    Spencer County Senior running back Branden Leff was named the 4A District 4 player of the year during the 4A State Championship game Sunday at Western Kentucky University. Leff rushed for over 1,800 yards his senior season. Also honored, was Spencer County head football Coach Mike Marksbury, who was named the 4A District 4 Coach of the year, leading the team to an 8-4 record, and 18-6 record over the past two seasons.

  • Outdoors - Special gifts for the...

    One by one, the photographs appear on the display screen in the darkened Commission Room at Kentucky Department of Fish and Wildlife Resources headquarters, and the people gathered around the conference table discuss the merits of each image before the group reaches a consensus.

  • Close isn’t good enough for...

     

    Last year, the Spencer County Bears struggled through an 11-18 season, which included a heart-breaking two-point loss to Collins, an overtime loss in the district tournament to Anderson County, and a triple overtime loss to Shelby County.

    As the old saying goes, close only counts in horseshoes and hand grenades, so while those tight games against district foes didn’t put any wins in the record books, they may create a little confidence for this year’s team.

  • Lady Bears are growing up

     

    After two years of fielding one of the youngest teams in the region, the Spencer County Lady Bears now feel they have the experience and maturity to take the next step. They still have only one senior on the team, but this group has logged a lot of varsity minutes and should be prepared for the new season.

    “The perspective has changed a lot, said third-year coach Brandy Scott. “We are a very seasoned teams in terms of experience, but we are also more mature now. We still were not quite there last year.”

  • The Bears’ RUN of success

     

    The Spencer County Bears football team has had unprecedented success the last two years and the recipe has been simple. Run the ball.

  • Derek Anderson Memorial...

     

  • Cal’s next class taking shape

    The recruitment of 6-5 Chattanooga guard Shai Alexander was like a “rocket ship movement” in the last year and he finally landed at the University of Kentucky.
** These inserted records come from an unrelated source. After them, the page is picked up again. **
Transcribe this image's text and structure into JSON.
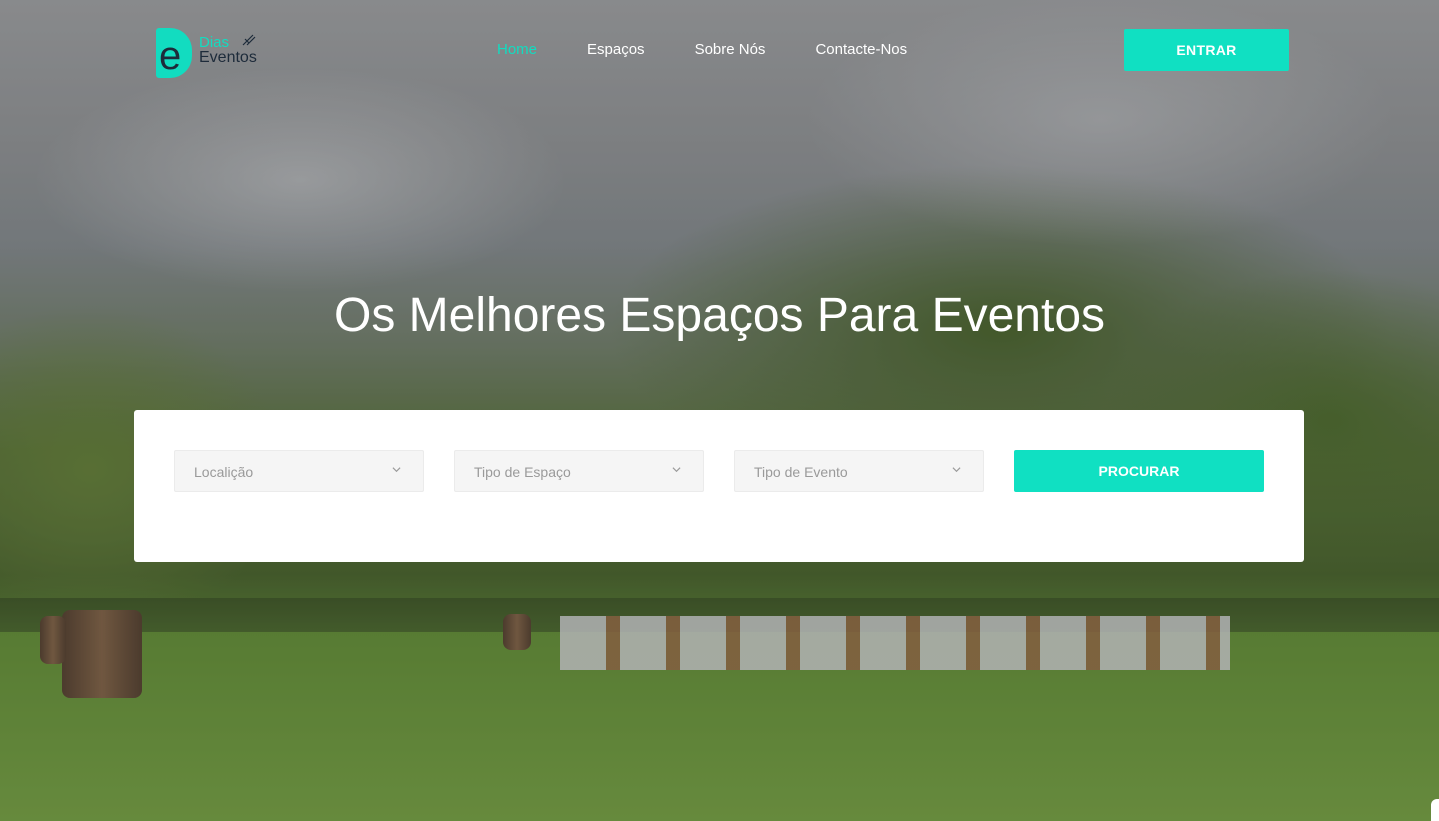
{
  "brand": {
    "name_line1": "Dias",
    "name_line2": "Eventos",
    "mark_letter": "e",
    "accent_color": "#12dcc0",
    "dark_color": "#1d2b3a"
  },
  "nav": {
    "items": [
      {
        "label": "Home",
        "active": true
      },
      {
        "label": "Espaços",
        "active": false
      },
      {
        "label": "Sobre Nós",
        "active": false
      },
      {
        "label": "Contacte-Nos",
        "active": false
      }
    ],
    "login_label": "ENTRAR"
  },
  "hero": {
    "headline": "Os Melhores Espaços Para Eventos"
  },
  "search": {
    "location_placeholder": "Localição",
    "space_type_placeholder": "Tipo de Espaço",
    "event_type_placeholder": "Tipo de Evento",
    "submit_label": "PROCURAR"
  },
  "icons": {
    "chevron": "chevron-down-icon",
    "logo": "brand-logo-icon"
  }
}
    “Over the past year he has gone from somebody nobody knew with low major recruitment to a high level top 50 player in the class,” said Zach Ferrell, Alexander’s coach at Hamilton Heights. “His size for a point guard is awesome. He has a great work ethic and knows how to treat teammates. He’s a great person.”

  • Outdoors - HIP keeps tabs on...
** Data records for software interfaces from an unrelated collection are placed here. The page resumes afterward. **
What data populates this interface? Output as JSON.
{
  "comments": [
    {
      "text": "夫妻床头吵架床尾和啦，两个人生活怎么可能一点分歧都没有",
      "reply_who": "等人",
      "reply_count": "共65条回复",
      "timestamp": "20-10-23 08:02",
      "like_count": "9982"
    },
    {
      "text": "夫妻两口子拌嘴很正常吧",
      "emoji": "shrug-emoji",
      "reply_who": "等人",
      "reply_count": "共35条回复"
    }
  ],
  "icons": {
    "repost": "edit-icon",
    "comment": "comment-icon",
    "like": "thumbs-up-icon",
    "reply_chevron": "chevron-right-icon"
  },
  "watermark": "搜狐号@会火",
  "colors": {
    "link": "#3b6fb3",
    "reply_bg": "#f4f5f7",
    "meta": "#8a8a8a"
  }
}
    Kentucky is drawing national attention after dramatically improving the accuracy of harvest and participation information collected from its waterfowl and migratory bird hunters.

    The Harvest Information Program (HIP) provides state and federal biologists with data to generate reliable estimates of migratory bird hunter activity and harvest. The estimates are used to help shape season dates, bag limits and population management.